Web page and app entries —

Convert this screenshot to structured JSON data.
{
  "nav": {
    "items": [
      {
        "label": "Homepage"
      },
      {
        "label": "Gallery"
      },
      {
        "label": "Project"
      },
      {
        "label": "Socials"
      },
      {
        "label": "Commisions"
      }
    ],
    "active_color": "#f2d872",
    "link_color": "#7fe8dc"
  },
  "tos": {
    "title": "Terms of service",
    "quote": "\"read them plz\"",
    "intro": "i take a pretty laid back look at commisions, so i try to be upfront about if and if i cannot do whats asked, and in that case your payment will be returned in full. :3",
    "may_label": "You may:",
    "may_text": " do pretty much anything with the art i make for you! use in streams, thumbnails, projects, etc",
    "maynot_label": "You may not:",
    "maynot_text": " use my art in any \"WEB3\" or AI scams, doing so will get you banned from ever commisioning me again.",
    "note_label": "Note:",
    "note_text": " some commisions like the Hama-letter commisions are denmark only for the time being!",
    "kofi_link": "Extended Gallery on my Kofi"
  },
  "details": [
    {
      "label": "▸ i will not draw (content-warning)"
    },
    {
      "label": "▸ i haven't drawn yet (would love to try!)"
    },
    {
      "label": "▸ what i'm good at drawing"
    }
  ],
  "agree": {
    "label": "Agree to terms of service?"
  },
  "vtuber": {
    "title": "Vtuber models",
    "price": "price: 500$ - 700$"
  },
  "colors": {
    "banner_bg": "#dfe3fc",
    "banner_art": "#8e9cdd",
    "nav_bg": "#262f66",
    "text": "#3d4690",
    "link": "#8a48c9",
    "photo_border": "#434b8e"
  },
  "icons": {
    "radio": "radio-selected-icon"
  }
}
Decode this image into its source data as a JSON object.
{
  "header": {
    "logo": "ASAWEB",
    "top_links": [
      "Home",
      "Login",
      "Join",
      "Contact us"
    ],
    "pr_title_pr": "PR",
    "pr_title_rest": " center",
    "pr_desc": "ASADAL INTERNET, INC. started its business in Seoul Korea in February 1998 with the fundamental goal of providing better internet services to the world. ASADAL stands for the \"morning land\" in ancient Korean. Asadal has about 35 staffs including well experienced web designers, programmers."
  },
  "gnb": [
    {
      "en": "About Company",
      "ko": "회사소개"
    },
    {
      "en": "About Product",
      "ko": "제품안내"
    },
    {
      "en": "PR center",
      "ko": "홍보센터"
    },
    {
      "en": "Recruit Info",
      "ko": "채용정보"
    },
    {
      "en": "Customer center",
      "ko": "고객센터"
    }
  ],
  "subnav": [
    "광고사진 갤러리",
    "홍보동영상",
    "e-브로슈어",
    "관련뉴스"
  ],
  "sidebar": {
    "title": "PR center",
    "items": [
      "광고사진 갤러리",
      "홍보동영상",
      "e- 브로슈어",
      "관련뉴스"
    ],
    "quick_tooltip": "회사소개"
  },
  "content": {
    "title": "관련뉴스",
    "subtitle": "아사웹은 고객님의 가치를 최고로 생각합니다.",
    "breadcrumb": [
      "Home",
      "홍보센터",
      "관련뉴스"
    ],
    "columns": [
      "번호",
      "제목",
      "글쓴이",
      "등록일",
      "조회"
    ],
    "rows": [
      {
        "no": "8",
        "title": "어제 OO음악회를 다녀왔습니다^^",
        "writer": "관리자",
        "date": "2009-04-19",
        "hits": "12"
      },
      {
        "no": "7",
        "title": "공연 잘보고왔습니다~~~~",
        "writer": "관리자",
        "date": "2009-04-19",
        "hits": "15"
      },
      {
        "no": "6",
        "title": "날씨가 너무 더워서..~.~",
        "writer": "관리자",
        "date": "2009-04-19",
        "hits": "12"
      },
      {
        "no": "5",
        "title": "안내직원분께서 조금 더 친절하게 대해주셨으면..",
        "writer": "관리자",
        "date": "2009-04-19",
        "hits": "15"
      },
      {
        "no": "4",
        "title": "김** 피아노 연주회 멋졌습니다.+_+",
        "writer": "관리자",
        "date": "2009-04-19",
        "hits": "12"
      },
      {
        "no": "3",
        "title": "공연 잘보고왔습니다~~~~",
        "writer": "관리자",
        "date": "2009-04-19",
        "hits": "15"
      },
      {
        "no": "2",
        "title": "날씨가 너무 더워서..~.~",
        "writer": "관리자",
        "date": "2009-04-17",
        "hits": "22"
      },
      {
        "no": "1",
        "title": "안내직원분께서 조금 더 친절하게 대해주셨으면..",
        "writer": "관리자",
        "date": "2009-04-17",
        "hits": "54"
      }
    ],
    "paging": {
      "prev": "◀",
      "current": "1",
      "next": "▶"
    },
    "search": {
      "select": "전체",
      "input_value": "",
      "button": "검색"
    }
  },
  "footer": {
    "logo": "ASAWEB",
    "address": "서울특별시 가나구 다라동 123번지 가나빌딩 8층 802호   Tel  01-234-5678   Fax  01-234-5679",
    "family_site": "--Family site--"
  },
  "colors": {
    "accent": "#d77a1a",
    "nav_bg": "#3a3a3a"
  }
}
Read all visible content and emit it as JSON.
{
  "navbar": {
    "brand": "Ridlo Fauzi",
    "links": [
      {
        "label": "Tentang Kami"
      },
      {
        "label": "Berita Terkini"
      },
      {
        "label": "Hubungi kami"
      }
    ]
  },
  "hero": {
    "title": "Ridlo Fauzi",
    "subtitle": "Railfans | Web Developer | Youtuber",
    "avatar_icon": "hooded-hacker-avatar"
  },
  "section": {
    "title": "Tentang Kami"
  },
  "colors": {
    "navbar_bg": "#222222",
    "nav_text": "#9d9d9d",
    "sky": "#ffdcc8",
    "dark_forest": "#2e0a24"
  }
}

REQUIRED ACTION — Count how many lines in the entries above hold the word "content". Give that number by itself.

COMPLETED TASK — 3